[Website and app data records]
----------------------------------------

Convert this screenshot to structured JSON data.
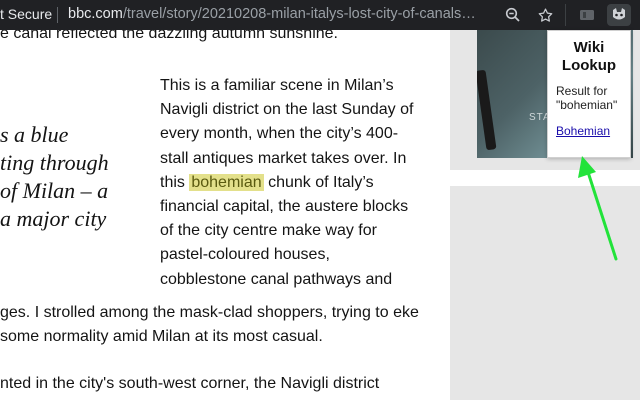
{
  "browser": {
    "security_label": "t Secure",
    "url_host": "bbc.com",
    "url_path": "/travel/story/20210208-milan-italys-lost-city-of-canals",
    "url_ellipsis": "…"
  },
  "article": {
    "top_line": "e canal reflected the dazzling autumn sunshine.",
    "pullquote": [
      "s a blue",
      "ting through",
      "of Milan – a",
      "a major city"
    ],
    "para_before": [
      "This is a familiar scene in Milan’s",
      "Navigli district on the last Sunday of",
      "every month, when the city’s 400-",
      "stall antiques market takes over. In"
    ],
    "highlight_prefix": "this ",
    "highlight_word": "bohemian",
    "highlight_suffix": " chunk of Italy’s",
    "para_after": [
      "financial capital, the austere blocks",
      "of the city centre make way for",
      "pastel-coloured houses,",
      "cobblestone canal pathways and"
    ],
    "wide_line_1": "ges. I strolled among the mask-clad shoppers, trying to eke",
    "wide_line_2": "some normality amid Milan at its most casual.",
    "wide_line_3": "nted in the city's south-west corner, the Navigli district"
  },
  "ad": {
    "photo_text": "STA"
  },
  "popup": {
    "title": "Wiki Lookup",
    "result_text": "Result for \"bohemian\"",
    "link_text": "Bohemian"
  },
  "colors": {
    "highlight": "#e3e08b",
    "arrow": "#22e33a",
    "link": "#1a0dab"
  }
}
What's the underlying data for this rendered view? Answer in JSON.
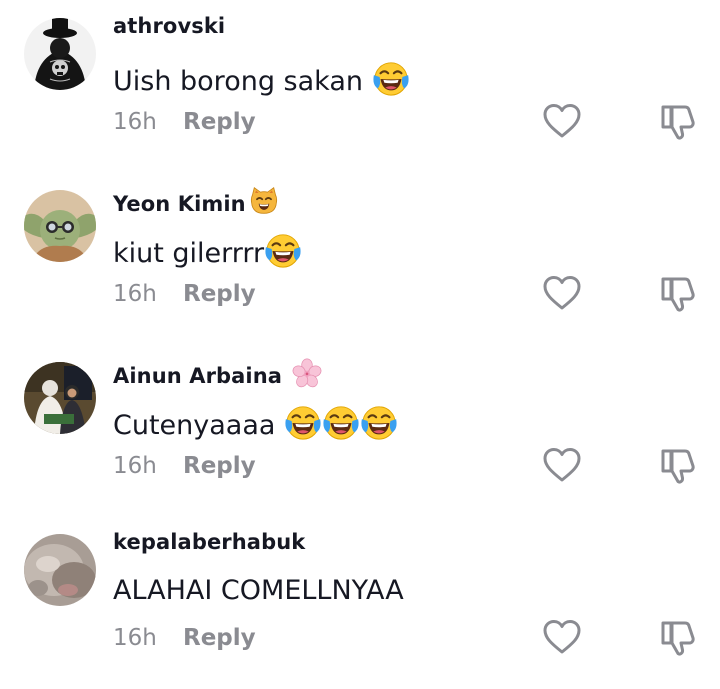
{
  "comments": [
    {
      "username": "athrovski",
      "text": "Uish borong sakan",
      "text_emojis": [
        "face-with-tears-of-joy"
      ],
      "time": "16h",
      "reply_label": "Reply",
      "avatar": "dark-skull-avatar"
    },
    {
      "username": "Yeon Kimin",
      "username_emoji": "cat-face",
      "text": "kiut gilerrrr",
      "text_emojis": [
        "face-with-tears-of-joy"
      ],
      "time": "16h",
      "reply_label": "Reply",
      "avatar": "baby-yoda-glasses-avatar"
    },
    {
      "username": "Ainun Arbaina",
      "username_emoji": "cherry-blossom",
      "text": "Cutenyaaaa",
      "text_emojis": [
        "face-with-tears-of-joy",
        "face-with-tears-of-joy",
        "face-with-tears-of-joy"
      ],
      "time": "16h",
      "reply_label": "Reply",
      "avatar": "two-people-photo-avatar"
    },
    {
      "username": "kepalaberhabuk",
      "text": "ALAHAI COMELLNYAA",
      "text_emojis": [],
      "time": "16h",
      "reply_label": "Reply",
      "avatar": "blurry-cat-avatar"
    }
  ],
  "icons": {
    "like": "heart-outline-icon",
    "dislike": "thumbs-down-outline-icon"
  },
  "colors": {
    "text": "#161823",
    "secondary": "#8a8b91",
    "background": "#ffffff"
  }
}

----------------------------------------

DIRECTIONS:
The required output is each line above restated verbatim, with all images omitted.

RESPONSE BELOW:
Convert this screenshot to structured JSON data.
{
  "browser": {
    "security_label": "t Secure",
    "url_host": "bbc.com",
    "url_path": "/travel/story/20210208-milan-italys-lost-city-of-canals",
    "url_ellipsis": "…"
  },
  "article": {
    "top_line": "e canal reflected the dazzling autumn sunshine.",
    "pullquote": [
      "s a blue",
      "ting through",
      "of Milan – a",
      "a major city"
    ],
    "para_before": [
      "This is a familiar scene in Milan’s",
      "Navigli district on the last Sunday of",
      "every month, when the city’s 400-",
      "stall antiques market takes over. In"
    ],
    "highlight_prefix": "this ",
    "highlight_word": "bohemian",
    "highlight_suffix": " chunk of Italy’s",
    "para_after": [
      "financial capital, the austere blocks",
      "of the city centre make way for",
      "pastel-coloured houses,",
      "cobblestone canal pathways and"
    ],
    "wide_line_1": "ges. I strolled among the mask-clad shoppers, trying to eke",
    "wide_line_2": "some normality amid Milan at its most casual.",
    "wide_line_3": "nted in the city's south-west corner, the Navigli district"
  },
  "ad": {
    "photo_text": "STA"
  },
  "popup": {
    "title": "Wiki Lookup",
    "result_text": "Result for \"bohemian\"",
    "link_text": "Bohemian"
  },
  "colors": {
    "highlight": "#e3e08b",
    "arrow": "#22e33a",
    "link": "#1a0dab"
  }
}
What's the underlying data for this rendered view? Answer in JSON.
{
  "comments": [
    {
      "username": "athrovski",
      "text": "Uish borong sakan",
      "text_emojis": [
        "face-with-tears-of-joy"
      ],
      "time": "16h",
      "reply_label": "Reply",
      "avatar": "dark-skull-avatar"
    },
    {
      "username": "Yeon Kimin",
      "username_emoji": "cat-face",
      "text": "kiut gilerrrr",
      "text_emojis": [
        "face-with-tears-of-joy"
      ],
      "time": "16h",
      "reply_label": "Reply",
      "avatar": "baby-yoda-glasses-avatar"
    },
    {
      "username": "Ainun Arbaina",
      "username_emoji": "cherry-blossom",
      "text": "Cutenyaaaa",
      "text_emojis": [
        "face-with-tears-of-joy",
        "face-with-tears-of-joy",
        "face-with-tears-of-joy"
      ],
      "time": "16h",
      "reply_label": "Reply",
      "avatar": "two-people-photo-avatar"
    },
    {
      "username": "kepalaberhabuk",
      "text": "ALAHAI COMELLNYAA",
      "text_emojis": [],
      "time": "16h",
      "reply_label": "Reply",
      "avatar": "blurry-cat-avatar"
    }
  ],
  "icons": {
    "like": "heart-outline-icon",
    "dislike": "thumbs-down-outline-icon"
  },
  "colors": {
    "text": "#161823",
    "secondary": "#8a8b91",
    "background": "#ffffff"
  }
}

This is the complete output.